How Does a Sportsbook Operate?


A sportsbook is a venue, usually a website or brick-and-mortar building, where bettors can place wagers on various sporting events. In some cases, a sportsbook may also offer other gambling activities such as casino games, lottery and virtual sports betting. Depending on the region, some sportsbooks offer only sports betting, while others offer a wider variety of gambling options. This article discusses how a sportsbook operates, what types of bets can be made and whether or not they are legal.

A good sportsbook should be well-established and reputable. It should have a large menu of sports, leagues, events and different bet types and provide fair odds. In addition, it should allow players to deposit and withdraw funds quickly and easily through common transfer methods. It should also offer a full-service racebook, live sports betting and a casino with a wide selection of slots, table games and video poker.

The best way to win at sportsbook is to bet smartly and stay disciplined. In addition to making smart bets, it is important to keep track of your wagers (a standard spreadsheet works fine). The more data you have, the better your chances of winning. Also, be sure to read up on the rules of each sport. You can find plenty of information online, and even many books that are written specifically for sports bettors.

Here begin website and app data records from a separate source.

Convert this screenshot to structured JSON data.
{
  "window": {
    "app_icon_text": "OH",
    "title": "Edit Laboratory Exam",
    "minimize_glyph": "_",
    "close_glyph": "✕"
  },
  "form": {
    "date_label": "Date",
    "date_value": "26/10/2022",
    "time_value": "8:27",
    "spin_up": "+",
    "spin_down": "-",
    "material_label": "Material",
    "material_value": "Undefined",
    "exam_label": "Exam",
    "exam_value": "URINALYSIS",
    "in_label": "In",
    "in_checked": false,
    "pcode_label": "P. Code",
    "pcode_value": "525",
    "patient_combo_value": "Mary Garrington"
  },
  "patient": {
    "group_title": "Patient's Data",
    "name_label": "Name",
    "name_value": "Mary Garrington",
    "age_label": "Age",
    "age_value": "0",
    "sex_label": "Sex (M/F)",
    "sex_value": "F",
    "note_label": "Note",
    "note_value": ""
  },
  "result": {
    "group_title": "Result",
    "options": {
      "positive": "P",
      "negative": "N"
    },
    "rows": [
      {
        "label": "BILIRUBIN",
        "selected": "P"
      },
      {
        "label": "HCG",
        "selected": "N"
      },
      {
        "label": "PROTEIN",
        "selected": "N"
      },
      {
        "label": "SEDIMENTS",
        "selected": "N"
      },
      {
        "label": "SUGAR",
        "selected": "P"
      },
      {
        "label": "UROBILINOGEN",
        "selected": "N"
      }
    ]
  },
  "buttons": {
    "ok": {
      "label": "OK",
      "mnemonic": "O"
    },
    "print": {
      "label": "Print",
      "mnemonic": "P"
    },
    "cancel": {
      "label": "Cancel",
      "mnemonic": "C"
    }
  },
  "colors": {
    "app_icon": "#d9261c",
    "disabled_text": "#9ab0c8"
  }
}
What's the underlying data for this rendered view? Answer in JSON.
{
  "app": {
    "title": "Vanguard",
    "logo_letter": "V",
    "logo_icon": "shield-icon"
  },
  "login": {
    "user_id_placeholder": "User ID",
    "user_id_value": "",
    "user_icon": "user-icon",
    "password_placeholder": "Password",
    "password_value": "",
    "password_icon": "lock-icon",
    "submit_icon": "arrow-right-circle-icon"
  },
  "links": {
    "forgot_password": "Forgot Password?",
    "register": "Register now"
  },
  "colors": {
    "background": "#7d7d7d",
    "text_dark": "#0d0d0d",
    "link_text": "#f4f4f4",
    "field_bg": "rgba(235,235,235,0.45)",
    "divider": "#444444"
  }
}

When a bet is placed, the odds are calculated by the sportsbook based on its own assessment of the probability of an event occurring. These odds are agreed upon when the wager is made, and if the bet wins, the payout is based on those odds. Oftentimes, a sportsbook will adjust its odds for special circumstances, such as injuries and weather.

Odds are a key element of sportsbook operations, and they help determine the profit margin of a business. However, it is impossible to know if the odds of one sportsbook are similar to those of another because the details of oddsmaking are considered trade secrets and rarely disclosed. According to Mirio Mella, a long-standing industry professional, most of the oddsmaking for most sportsbooks is now outsourced to outside consultants. This is a cheaper option for a sportsbook than employing a staff of in-house oddsmakers and mathematicians.

A sportsbook’s profitability depends on its ability to attract customers and retain them. A major factor in this is its customer service. To ensure this, sportsbooks must have a friendly and knowledgeable customer support department. They should be available around the clock and be able to answer questions about how to place a bet, including what types of bets can be made, how to calculate potential payouts and how to use different payment methods.

A sportsbook’s success also depends on its relationship with reputable leagues and data companies. These partnerships can require a significant investment, but they are essential to the sportsbook’s success. They establish the sportsbook as a credible source of information and help improve its user experience.